### Excerpted data
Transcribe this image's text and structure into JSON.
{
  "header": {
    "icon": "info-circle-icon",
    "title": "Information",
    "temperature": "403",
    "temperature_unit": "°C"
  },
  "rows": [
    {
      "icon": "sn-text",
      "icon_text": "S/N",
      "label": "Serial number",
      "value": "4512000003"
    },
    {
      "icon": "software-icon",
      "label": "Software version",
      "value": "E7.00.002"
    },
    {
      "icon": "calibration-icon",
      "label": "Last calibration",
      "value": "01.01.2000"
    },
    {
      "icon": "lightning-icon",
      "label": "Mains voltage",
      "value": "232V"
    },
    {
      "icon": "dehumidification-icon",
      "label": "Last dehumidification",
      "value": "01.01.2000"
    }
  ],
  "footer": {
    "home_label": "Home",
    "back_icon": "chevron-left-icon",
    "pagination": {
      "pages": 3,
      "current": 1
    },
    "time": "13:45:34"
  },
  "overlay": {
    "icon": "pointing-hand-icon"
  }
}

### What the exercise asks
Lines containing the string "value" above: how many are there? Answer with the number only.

### Solution to this problem
5